- Your task: Using only the entries below, copy exactly the lines that begin at the one with "Read all visible content and emit it as JSON." and end at the one with "Enumerate this screenshot's", both included. Drop the pictures.

- Material for this exercise:
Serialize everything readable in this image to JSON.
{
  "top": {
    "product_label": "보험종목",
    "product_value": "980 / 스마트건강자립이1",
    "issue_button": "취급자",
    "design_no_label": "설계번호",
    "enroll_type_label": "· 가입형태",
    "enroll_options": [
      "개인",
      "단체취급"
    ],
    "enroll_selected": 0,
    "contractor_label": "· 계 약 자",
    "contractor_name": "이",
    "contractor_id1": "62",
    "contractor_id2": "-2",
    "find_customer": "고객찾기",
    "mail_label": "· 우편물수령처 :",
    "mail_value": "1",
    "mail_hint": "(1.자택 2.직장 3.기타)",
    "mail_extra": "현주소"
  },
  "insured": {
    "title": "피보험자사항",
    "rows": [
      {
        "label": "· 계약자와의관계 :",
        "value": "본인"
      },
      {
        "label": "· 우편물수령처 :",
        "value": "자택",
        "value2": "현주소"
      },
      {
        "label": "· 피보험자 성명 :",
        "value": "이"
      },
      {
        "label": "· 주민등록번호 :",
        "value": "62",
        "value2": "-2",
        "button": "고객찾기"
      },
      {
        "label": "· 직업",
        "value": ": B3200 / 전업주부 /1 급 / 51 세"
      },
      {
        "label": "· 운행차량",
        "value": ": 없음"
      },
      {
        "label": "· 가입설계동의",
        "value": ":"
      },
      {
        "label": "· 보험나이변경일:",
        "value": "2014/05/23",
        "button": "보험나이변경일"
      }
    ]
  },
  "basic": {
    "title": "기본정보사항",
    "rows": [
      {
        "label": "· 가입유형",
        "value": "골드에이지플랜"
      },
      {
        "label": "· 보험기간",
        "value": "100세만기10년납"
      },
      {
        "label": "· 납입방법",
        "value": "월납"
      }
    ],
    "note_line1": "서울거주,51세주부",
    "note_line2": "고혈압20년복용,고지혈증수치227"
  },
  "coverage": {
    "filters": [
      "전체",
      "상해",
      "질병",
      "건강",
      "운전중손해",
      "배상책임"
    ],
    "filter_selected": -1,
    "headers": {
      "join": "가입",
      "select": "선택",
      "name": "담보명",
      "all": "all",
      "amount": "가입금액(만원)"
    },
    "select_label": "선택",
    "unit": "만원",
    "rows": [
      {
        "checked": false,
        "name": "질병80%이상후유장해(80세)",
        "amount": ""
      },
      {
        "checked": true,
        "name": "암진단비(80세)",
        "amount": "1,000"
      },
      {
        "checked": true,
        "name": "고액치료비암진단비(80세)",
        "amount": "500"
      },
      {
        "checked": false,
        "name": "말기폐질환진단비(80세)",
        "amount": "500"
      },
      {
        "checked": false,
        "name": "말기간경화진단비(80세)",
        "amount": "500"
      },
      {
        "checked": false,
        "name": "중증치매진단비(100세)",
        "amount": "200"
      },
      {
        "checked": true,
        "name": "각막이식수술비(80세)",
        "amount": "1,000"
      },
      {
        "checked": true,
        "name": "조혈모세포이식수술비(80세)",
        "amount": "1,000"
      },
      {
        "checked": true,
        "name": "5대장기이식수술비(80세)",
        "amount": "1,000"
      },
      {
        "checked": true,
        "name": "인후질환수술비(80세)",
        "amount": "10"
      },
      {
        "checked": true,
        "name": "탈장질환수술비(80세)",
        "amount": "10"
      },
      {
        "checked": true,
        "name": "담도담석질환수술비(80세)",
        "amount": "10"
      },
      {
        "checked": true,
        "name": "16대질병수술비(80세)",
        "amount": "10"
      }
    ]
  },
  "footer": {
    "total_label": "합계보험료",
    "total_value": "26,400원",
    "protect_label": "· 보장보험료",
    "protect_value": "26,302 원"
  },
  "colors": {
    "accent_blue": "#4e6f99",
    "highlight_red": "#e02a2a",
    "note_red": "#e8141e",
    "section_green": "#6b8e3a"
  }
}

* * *

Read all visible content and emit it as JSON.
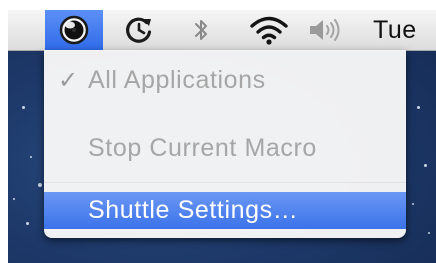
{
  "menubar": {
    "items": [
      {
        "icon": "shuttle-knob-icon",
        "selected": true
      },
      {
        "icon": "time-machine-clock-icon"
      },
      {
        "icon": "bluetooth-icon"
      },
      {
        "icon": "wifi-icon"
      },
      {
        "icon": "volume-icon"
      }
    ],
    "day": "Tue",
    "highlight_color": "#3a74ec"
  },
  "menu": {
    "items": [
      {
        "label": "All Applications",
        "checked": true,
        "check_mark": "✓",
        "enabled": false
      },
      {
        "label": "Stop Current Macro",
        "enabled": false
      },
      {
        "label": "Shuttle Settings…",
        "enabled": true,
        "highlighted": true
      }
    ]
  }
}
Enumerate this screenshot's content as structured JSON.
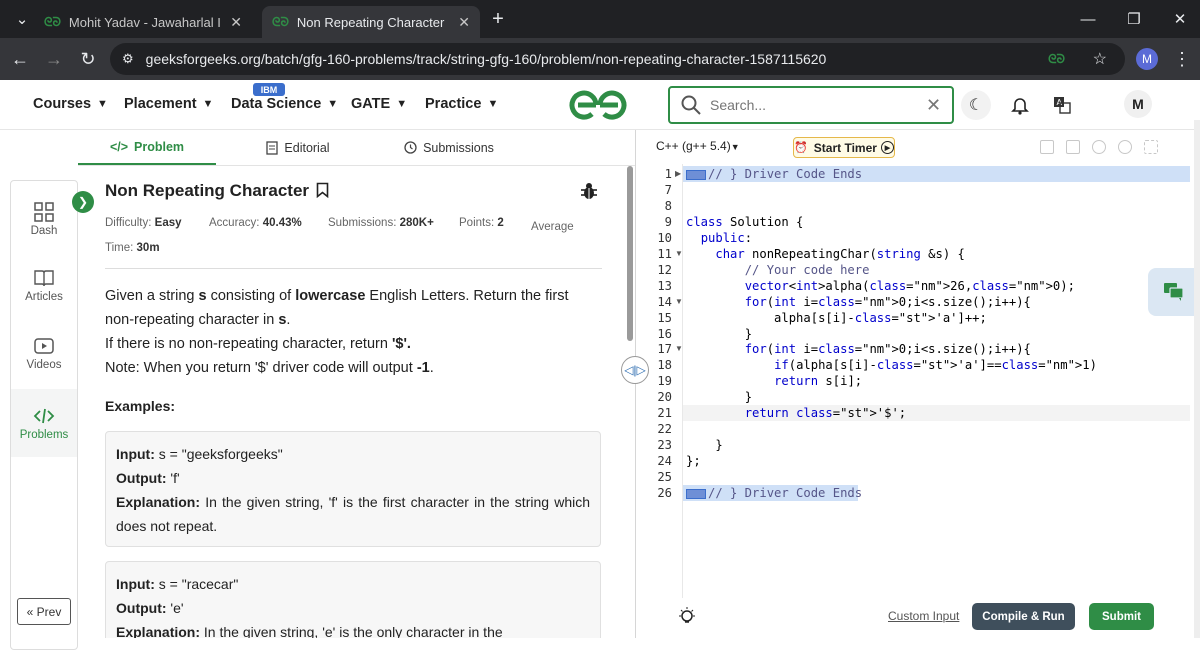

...

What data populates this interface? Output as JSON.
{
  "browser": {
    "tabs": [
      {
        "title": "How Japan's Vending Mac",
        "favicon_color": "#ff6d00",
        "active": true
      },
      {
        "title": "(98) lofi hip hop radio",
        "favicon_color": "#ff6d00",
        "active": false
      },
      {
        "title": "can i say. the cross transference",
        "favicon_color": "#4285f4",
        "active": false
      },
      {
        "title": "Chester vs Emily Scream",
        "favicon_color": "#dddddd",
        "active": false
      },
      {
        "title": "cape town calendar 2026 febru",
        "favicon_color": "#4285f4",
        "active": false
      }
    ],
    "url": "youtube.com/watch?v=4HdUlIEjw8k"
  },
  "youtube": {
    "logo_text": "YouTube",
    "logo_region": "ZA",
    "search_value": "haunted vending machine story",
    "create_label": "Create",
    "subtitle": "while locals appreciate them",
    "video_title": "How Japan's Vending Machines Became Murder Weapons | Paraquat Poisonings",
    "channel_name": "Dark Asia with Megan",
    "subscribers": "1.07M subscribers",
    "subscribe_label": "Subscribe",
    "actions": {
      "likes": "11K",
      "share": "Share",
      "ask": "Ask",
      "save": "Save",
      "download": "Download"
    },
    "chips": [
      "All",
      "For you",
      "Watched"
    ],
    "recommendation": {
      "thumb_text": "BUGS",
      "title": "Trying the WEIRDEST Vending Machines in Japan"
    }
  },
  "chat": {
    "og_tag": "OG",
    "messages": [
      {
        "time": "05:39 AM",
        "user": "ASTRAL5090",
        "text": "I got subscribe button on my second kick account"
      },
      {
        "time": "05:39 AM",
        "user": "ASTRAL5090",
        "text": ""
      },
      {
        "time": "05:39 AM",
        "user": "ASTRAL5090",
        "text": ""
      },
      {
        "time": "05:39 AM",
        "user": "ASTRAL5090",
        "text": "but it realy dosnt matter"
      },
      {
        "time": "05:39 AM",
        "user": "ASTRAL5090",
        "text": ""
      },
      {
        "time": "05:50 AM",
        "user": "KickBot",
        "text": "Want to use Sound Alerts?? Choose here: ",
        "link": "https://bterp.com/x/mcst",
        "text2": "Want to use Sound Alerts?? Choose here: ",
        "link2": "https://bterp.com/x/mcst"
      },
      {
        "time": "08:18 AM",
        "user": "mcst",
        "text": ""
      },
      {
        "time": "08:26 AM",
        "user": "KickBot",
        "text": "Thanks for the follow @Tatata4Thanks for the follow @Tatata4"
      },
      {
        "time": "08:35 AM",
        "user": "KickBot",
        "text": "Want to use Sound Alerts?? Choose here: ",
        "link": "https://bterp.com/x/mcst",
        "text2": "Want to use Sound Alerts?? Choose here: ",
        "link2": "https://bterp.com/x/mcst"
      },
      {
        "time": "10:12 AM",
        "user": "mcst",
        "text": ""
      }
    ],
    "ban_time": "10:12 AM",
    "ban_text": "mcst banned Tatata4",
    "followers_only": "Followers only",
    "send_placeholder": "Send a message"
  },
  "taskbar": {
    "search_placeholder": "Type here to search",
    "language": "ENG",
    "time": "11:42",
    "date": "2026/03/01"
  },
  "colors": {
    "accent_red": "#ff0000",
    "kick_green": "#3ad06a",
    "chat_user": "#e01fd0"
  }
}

- Response:
Read all visible content and emit it as JSON.
{
  "menubar": {
    "items": [
      {
        "icon": "shuttle-knob-icon",
        "selected": true
      },
      {
        "icon": "time-machine-clock-icon"
      },
      {
        "icon": "bluetooth-icon"
      },
      {
        "icon": "wifi-icon"
      },
      {
        "icon": "volume-icon"
      }
    ],
    "day": "Tue",
    "highlight_color": "#3a74ec"
  },
  "menu": {
    "items": [
      {
        "label": "All Applications",
        "checked": true,
        "check_mark": "✓",
        "enabled": false
      },
      {
        "label": "Stop Current Macro",
        "enabled": false
      },
      {
        "label": "Shuttle Settings…",
        "enabled": true,
        "highlighted": true
      }
    ]
  }
}
Enumerate this screenshot's content as structured JSON.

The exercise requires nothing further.